• Task objective: Work out how many lines below contain "Nomor". Provide only the figure.

Data excerpts:
________________

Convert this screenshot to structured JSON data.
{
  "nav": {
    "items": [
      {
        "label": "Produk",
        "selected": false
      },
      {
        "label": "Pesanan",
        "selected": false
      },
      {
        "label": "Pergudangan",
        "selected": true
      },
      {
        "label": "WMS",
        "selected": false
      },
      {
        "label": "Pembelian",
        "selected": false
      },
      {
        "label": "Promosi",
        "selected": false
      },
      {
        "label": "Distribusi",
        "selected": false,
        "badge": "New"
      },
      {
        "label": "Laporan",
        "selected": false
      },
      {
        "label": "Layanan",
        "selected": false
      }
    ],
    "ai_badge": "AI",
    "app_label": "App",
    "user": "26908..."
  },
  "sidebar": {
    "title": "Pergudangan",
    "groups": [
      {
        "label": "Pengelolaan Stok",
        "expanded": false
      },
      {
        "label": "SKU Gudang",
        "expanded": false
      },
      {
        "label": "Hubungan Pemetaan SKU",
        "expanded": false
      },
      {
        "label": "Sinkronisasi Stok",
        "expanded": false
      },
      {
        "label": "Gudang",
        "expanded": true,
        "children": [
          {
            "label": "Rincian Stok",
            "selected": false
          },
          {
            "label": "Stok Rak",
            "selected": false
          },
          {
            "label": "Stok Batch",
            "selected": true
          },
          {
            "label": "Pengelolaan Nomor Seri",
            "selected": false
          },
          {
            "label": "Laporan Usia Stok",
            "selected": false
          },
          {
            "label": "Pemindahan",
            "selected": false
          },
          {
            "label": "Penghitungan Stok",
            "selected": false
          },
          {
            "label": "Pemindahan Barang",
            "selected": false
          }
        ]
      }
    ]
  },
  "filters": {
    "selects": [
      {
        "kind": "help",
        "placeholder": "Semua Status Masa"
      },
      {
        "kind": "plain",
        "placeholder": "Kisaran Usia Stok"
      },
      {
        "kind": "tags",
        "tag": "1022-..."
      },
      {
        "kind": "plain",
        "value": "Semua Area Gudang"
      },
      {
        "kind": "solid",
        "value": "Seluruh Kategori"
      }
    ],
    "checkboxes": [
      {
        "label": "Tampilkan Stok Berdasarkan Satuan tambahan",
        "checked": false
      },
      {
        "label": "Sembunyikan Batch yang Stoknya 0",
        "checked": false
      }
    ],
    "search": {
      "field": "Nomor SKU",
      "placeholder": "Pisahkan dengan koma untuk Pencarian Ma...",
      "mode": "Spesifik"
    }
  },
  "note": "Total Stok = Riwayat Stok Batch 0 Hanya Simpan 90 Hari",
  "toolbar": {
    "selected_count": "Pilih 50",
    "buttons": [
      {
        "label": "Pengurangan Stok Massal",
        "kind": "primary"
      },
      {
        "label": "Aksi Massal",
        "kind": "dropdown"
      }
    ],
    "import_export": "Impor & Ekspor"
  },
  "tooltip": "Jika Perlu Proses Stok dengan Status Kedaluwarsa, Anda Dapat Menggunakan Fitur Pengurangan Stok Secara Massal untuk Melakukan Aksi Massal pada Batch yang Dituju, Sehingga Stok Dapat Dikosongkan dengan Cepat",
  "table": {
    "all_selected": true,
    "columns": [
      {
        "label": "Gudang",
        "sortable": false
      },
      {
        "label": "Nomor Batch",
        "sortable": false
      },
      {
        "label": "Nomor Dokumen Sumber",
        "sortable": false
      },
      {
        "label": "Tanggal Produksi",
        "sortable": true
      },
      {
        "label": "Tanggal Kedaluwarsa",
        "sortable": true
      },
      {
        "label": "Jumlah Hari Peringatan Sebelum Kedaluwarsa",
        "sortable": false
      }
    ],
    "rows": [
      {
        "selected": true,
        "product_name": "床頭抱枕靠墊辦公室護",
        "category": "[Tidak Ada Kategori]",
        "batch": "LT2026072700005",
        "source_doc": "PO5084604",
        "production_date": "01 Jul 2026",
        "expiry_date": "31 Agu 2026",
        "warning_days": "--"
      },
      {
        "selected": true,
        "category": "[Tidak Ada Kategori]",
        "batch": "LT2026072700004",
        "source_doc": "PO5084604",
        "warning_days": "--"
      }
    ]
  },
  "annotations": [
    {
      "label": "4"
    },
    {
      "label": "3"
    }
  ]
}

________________

• Output below: 4